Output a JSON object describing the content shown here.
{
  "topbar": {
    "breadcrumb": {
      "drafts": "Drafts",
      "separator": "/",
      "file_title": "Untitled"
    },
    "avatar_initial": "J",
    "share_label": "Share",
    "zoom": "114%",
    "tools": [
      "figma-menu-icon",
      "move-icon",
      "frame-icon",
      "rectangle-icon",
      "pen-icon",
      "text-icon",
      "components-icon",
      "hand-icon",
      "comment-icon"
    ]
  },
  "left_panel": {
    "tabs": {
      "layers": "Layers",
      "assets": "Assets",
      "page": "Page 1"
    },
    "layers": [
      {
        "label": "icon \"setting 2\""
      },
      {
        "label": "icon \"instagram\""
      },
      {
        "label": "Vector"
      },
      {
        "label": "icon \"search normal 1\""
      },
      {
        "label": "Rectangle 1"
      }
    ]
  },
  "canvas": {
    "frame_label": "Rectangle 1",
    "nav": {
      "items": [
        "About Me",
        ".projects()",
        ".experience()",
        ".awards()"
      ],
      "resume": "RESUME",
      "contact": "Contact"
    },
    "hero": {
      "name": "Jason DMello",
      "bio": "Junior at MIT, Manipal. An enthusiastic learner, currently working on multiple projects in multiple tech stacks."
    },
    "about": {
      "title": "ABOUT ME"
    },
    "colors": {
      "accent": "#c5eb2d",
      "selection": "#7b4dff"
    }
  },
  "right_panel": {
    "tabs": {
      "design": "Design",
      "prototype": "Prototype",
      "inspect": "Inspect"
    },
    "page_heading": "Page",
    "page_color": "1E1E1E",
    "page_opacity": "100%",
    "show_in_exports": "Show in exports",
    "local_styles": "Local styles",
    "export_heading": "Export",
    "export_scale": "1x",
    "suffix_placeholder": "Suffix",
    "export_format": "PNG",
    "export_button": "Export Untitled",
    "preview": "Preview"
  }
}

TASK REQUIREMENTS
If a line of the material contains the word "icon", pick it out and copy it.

RESULT FOR THIS TASK
      "figma-menu-icon",
      "move-icon",
      "frame-icon",
      "rectangle-icon",
      "pen-icon",
      "text-icon",
      "components-icon",
      "hand-icon",
      "comment-icon"
        "label": "icon \"setting 2\""
        "label": "icon \"instagram\""
        "label": "icon \"search normal 1\""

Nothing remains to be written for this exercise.